RECORDS FOR PROCESSING
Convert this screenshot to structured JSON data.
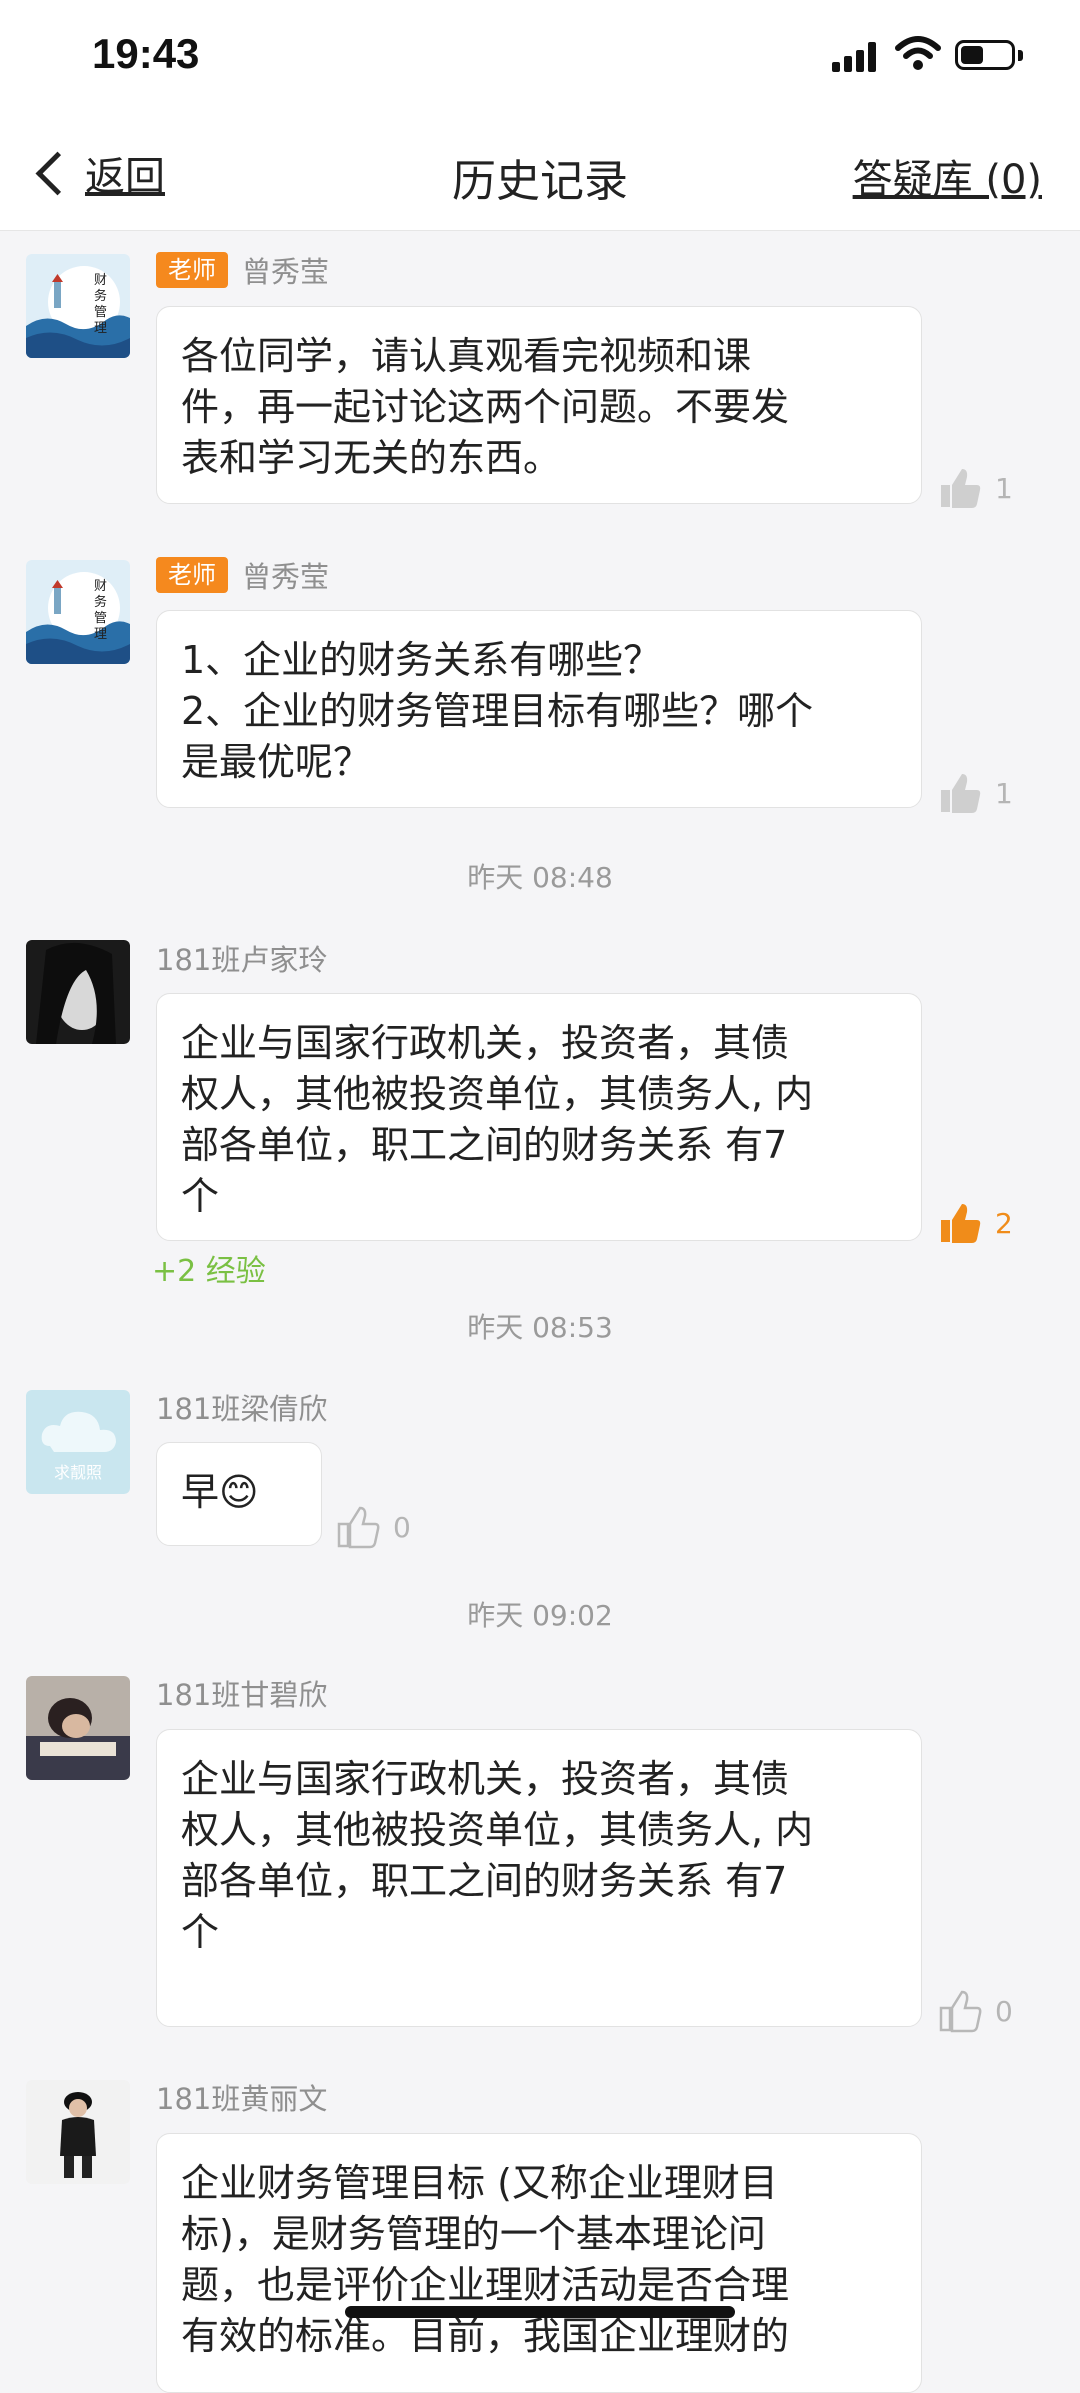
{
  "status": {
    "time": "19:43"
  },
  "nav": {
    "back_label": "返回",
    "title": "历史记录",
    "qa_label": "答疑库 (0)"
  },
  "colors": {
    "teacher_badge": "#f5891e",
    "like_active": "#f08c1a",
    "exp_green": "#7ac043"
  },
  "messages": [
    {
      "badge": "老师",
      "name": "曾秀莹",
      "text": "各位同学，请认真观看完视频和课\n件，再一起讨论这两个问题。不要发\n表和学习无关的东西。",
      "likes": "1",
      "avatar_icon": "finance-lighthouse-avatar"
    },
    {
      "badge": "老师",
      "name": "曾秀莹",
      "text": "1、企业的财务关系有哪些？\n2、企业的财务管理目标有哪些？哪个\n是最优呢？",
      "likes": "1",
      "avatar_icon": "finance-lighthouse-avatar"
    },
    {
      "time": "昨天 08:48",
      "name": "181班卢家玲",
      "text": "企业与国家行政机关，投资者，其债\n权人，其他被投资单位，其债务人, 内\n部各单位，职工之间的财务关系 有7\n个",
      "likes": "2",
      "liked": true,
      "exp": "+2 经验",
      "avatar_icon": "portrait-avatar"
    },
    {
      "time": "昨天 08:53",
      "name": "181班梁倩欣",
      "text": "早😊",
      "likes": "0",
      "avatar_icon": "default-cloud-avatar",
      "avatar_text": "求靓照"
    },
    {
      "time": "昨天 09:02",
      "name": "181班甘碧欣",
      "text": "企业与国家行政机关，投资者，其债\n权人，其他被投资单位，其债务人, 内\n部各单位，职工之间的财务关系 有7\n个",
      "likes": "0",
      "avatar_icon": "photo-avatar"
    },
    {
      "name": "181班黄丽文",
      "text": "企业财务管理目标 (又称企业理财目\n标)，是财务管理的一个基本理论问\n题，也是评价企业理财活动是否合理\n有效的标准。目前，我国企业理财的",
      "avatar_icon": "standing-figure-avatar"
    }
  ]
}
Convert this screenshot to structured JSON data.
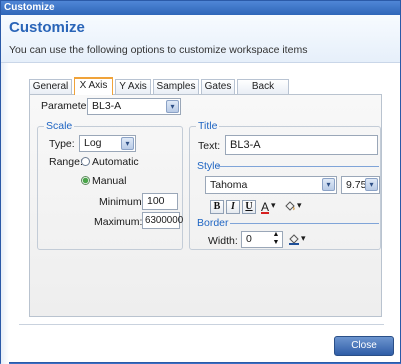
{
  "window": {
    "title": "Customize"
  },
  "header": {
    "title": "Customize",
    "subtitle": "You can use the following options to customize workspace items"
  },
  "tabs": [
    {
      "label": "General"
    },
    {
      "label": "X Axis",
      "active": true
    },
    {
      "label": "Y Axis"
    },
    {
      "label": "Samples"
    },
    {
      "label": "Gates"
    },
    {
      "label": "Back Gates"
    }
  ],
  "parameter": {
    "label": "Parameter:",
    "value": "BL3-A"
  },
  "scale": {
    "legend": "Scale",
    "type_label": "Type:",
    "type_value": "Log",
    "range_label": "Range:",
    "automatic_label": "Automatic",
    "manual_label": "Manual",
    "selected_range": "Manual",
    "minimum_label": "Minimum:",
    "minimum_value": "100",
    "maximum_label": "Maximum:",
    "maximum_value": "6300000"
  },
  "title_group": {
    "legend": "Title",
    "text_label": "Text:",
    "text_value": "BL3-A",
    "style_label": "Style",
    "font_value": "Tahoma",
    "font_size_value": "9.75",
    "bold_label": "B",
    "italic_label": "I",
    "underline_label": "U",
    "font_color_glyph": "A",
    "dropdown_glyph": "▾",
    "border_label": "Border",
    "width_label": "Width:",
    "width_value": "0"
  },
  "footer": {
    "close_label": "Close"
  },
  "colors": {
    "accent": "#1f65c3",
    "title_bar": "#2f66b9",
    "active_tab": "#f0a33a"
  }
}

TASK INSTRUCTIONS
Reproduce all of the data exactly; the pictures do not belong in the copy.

YOUR SOLUTION
Convert this screenshot to structured JSON data.
{
  "status": {
    "time": "19:43"
  },
  "nav": {
    "back_label": "返回",
    "title": "历史记录",
    "qa_label": "答疑库 (0)"
  },
  "colors": {
    "teacher_badge": "#f5891e",
    "like_active": "#f08c1a",
    "exp_green": "#7ac043"
  },
  "messages": [
    {
      "badge": "老师",
      "name": "曾秀莹",
      "text": "各位同学，请认真观看完视频和课\n件，再一起讨论这两个问题。不要发\n表和学习无关的东西。",
      "likes": "1",
      "avatar_icon": "finance-lighthouse-avatar"
    },
    {
      "badge": "老师",
      "name": "曾秀莹",
      "text": "1、企业的财务关系有哪些？\n2、企业的财务管理目标有哪些？哪个\n是最优呢？",
      "likes": "1",
      "avatar_icon": "finance-lighthouse-avatar"
    },
    {
      "time": "昨天 08:48",
      "name": "181班卢家玲",
      "text": "企业与国家行政机关，投资者，其债\n权人，其他被投资单位，其债务人, 内\n部各单位，职工之间的财务关系 有7\n个",
      "likes": "2",
      "liked": true,
      "exp": "+2 经验",
      "avatar_icon": "portrait-avatar"
    },
    {
      "time": "昨天 08:53",
      "name": "181班梁倩欣",
      "text": "早😊",
      "likes": "0",
      "avatar_icon": "default-cloud-avatar",
      "avatar_text": "求靓照"
    },
    {
      "time": "昨天 09:02",
      "name": "181班甘碧欣",
      "text": "企业与国家行政机关，投资者，其债\n权人，其他被投资单位，其债务人, 内\n部各单位，职工之间的财务关系 有7\n个",
      "likes": "0",
      "avatar_icon": "photo-avatar"
    },
    {
      "name": "181班黄丽文",
      "text": "企业财务管理目标 (又称企业理财目\n标)，是财务管理的一个基本理论问\n题，也是评价企业理财活动是否合理\n有效的标准。目前，我国企业理财的",
      "avatar_icon": "standing-figure-avatar"
    }
  ]
}
Convert this screenshot to structured JSON data.
{
  "window": {
    "title": "Customize"
  },
  "header": {
    "title": "Customize",
    "subtitle": "You can use the following options to customize workspace items"
  },
  "tabs": [
    {
      "label": "General"
    },
    {
      "label": "X Axis",
      "active": true
    },
    {
      "label": "Y Axis"
    },
    {
      "label": "Samples"
    },
    {
      "label": "Gates"
    },
    {
      "label": "Back Gates"
    }
  ],
  "parameter": {
    "label": "Parameter:",
    "value": "BL3-A"
  },
  "scale": {
    "legend": "Scale",
    "type_label": "Type:",
    "type_value": "Log",
    "range_label": "Range:",
    "automatic_label": "Automatic",
    "manual_label": "Manual",
    "selected_range": "Manual",
    "minimum_label": "Minimum:",
    "minimum_value": "100",
    "maximum_label": "Maximum:",
    "maximum_value": "6300000"
  },
  "title_group": {
    "legend": "Title",
    "text_label": "Text:",
    "text_value": "BL3-A",
    "style_label": "Style",
    "font_value": "Tahoma",
    "font_size_value": "9.75",
    "bold_label": "B",
    "italic_label": "I",
    "underline_label": "U",
    "font_color_glyph": "A",
    "dropdown_glyph": "▾",
    "border_label": "Border",
    "width_label": "Width:",
    "width_value": "0"
  },
  "footer": {
    "close_label": "Close"
  },
  "colors": {
    "accent": "#1f65c3",
    "title_bar": "#2f66b9",
    "active_tab": "#f0a33a"
  }
}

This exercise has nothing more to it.